This applies to so many things. September is when my job picks up like crazy. My job is also at a pivotal moment, for my department, my company and myself. This would be a good year to work hard, focus, and figure out, exactly, what my job means to me and what I want out of it, bigger-picture-wise.

It also applies to fitness. I’m exactly halfway through my training and I’ve had a hard time staying motivated. I’ve also struggled with getting quality cross-training in these past few weeks. Now is the time to buckle down and put the work I need to do in to have a great race.

It’s also a good reminder for everything else. Summer is a time for delightful slacking, and I’m thankful for that. But things need to get done. Time to work on that.

On Monday, I did my long run. 22.1k in 2:35:30. As far as long runs go, it was of medium quality. It wasn’t as great as my long run in Halifax the week before. It could have been faster, more consistent. I could have been more focused.
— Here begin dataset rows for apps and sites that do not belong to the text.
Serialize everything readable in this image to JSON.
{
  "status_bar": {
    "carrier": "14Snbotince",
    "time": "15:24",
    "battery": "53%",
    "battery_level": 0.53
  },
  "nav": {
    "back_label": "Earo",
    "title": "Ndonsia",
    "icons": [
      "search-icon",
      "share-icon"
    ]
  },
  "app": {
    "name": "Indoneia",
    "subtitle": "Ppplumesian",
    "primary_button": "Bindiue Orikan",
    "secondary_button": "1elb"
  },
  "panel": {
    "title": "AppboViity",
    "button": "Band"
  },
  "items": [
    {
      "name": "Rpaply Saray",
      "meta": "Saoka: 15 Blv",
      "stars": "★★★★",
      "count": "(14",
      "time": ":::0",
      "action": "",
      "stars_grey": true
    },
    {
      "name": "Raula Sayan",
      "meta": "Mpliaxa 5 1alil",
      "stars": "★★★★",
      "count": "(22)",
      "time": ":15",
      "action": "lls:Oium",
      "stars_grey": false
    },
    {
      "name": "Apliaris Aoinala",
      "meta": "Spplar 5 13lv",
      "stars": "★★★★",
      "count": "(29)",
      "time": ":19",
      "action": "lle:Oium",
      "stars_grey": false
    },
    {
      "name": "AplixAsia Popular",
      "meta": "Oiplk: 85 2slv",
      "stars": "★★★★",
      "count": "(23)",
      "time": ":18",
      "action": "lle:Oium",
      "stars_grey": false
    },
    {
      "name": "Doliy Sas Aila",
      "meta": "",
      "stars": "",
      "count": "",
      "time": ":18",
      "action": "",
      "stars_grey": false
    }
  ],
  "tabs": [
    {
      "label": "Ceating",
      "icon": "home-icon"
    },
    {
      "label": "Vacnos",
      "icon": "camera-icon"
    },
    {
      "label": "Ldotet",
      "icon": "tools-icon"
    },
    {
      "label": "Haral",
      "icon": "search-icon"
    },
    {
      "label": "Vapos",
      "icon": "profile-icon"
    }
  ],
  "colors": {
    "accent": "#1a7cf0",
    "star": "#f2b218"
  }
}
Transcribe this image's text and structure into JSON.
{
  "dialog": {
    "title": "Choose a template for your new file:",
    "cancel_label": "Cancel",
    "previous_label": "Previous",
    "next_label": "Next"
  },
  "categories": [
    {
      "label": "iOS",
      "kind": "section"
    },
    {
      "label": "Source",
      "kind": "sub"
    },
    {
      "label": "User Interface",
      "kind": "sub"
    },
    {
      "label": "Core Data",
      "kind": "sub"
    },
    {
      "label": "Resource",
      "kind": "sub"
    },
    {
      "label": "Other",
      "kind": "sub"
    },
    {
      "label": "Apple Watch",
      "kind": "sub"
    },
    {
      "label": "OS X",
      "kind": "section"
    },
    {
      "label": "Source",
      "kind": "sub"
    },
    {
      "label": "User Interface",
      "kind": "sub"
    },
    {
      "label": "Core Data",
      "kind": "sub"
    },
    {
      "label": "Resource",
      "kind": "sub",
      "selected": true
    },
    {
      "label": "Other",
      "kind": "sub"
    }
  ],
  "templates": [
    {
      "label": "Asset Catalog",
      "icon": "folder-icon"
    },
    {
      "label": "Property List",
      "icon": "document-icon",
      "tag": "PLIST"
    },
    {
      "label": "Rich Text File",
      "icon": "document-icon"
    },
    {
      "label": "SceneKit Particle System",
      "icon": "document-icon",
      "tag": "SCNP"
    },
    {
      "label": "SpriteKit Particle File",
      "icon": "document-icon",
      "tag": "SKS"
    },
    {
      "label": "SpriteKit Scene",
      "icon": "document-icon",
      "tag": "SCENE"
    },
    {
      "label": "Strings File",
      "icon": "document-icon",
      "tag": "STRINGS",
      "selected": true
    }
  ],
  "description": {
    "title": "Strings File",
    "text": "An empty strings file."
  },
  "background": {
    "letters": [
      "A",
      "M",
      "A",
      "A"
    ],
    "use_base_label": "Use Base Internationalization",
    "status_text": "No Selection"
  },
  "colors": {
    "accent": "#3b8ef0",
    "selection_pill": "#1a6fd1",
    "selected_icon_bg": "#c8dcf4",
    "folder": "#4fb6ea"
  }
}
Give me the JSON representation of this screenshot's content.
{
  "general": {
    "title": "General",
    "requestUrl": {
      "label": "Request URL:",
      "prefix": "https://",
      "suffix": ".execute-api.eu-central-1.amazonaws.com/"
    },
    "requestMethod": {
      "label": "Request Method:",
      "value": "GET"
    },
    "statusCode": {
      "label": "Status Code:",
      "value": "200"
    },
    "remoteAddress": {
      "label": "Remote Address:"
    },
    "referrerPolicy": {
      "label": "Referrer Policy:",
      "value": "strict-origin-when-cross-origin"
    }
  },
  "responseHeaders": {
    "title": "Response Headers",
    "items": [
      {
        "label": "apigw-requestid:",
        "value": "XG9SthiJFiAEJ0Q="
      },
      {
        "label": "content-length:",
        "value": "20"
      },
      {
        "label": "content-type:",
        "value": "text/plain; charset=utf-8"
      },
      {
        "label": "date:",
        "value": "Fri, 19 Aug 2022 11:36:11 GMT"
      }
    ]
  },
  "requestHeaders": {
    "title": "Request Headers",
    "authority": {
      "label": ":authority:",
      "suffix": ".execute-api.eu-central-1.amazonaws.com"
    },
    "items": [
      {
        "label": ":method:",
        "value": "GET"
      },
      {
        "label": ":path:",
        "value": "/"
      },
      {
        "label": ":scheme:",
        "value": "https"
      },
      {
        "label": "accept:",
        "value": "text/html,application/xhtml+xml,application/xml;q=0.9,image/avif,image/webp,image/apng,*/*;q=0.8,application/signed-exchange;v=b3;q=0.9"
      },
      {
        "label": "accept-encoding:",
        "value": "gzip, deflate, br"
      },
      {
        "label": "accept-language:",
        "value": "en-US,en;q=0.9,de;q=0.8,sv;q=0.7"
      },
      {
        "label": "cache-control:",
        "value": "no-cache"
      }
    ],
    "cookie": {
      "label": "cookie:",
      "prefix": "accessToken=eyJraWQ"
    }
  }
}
It’s time to work on that.

NYC Marathon Training – the rest of week #6

Let’s catch up.

Wednesday was my birthday. No workouts as a present to meee! (I had actually planned to go to morning yoga, but when the alarm went off at 6am, I was like ‘screw this, it’s my birthday.’)

The next day, I thought I was on the ball. I brought extra clothes to work so I could run home Thursday and run to work again on Friday.

Then my Garmin went dead. And my computer didn’t have enough juice to charge it. So I ran home Thursday sans Garmin, guesstimating my pace based on effort. Then I ran to work on Friday, again based on effort. Both these runs felt okay. My legs are tired. But that seems par for the course for marathon training.

On Saturday, I did a 45 minute Nike app bootcamp. I’ve unlocked some fancy celebrity workouts, so I did 3 of those in a row (Paula Radcliffe, some surfer and some yogi).

On Sunday, I was supposed to run long. But it was so hot and so humid that I bailed. I went to the mall, bought a basketball, did a 60 minute solo shoot around and then signed up for a 4-on-4 ladies rec league. I haven’t played basketball in 10 years. I’m terrified. Come play with me so I am less terrified.

(I’m mostly terrified of being terrible. I had the same problem when I signed up for softball. I don’t like doing things I am not great at. And I used to be relatively great at basketball, if I exaggerate my past bball success. I need to get over this.)



NYC Marathon Training Week #5 – Tuesday

Tuesday was one of those days were nothing went right and nothing felt right. I came home, headachy, tired and having screwed up my evening plans thanks to a last-minute work thing. But I forced myself out the door to get my run in. Then I forced myself to go be social as soon as my run was over.

I am glad I did both these things. Sometimes I need to take a step back and not think big picture or dwell on stress. If my run was bad, I could have stopped. If socializing was exhausting, I could just leave early. I forget these things sometimes. But the run was good. And the book club was engaging and satisfying, topped off with delicious food.

Usually, doing stuff ends up being the right decision. It was on Tuesday.

NYC Marathon Training Week #5 – Monday

How is it week #5 already?

I overslept on Monday, and had plans after work. I spent most of the morning convincing myself that I could do my cross-training after my plans. Then my co-worker went to the gym and I decided to say ‘screw it’ and go for a bike ride at lunch. Because I am almost always wearing gym shorts, a tank top and a sports bra on under my dress, preparing was easy. I had a pair of canvas shoes at work, too and boom: impromptu fitness outfit.

I biked to the Humber bridge and back, it was about 60 minutes all in. I pushed myself harder than I did on my bike ride on Sunday, I wanted to get my heart rate up. I’m still trying to master this cross-training thing, sometimes I feel like yoga/biking/swimming isn’t the right combination of stuff.

The bike ride was good. I liked breaking up my work day like that and didn’t mind making up the time at the end of the day. I need to do this more often.